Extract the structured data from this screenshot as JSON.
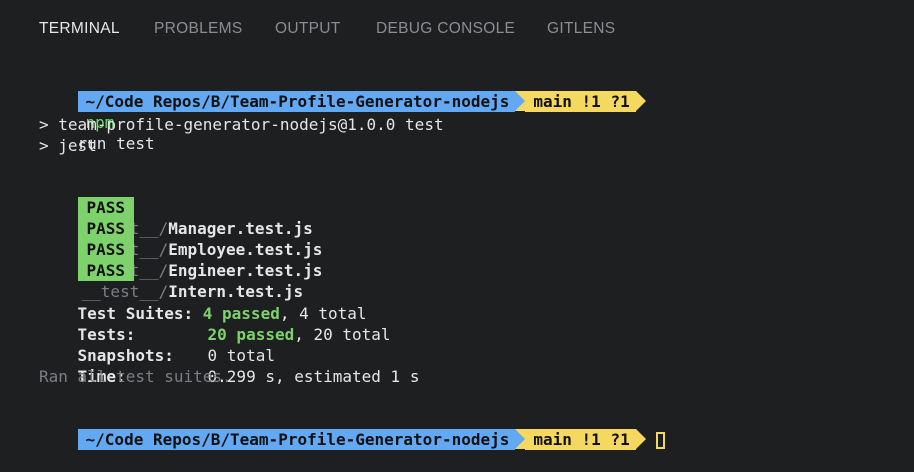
{
  "tabs": [
    {
      "label": "TERMINAL",
      "active": true
    },
    {
      "label": "PROBLEMS",
      "active": false
    },
    {
      "label": "OUTPUT",
      "active": false
    },
    {
      "label": "DEBUG CONSOLE",
      "active": false
    },
    {
      "label": "GITLENS",
      "active": false
    }
  ],
  "prompt": {
    "path": "~/Code Repos/B/Team-Profile-Generator-nodejs",
    "git": "main !1 ?1"
  },
  "command": {
    "program": "npm",
    "args": "run test"
  },
  "npm_output": [
    "> team-profile-generator-nodejs@1.0.0 test",
    "> jest"
  ],
  "results": [
    {
      "status": "PASS",
      "dir": "__test__/",
      "file": "Manager.test.js"
    },
    {
      "status": "PASS",
      "dir": "__test__/",
      "file": "Employee.test.js"
    },
    {
      "status": "PASS",
      "dir": "__test__/",
      "file": "Engineer.test.js"
    },
    {
      "status": "PASS",
      "dir": "__test__/",
      "file": "Intern.test.js"
    }
  ],
  "summary": {
    "suites_label": "Test Suites:",
    "suites_passed": "4 passed",
    "suites_total": ", 4 total",
    "tests_label": "Tests:",
    "tests_passed": "20 passed",
    "tests_total": ", 20 total",
    "snapshots_label": "Snapshots:",
    "snapshots_value": "0 total",
    "time_label": "Time:",
    "time_value": "0.299 s, estimated 1 s",
    "footer": "Ran all test suites."
  },
  "colors": {
    "background": "#1e1f21",
    "path_segment": "#62a8f2",
    "git_segment": "#f5d85f",
    "pass_badge": "#7ed26b",
    "npm_command": "#6fdc6f"
  }
}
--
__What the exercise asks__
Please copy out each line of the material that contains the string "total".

__Answer box__
    "suites_total": ", 4 total",
    "tests_total": ", 20 total",
    "snapshots_value": "0 total",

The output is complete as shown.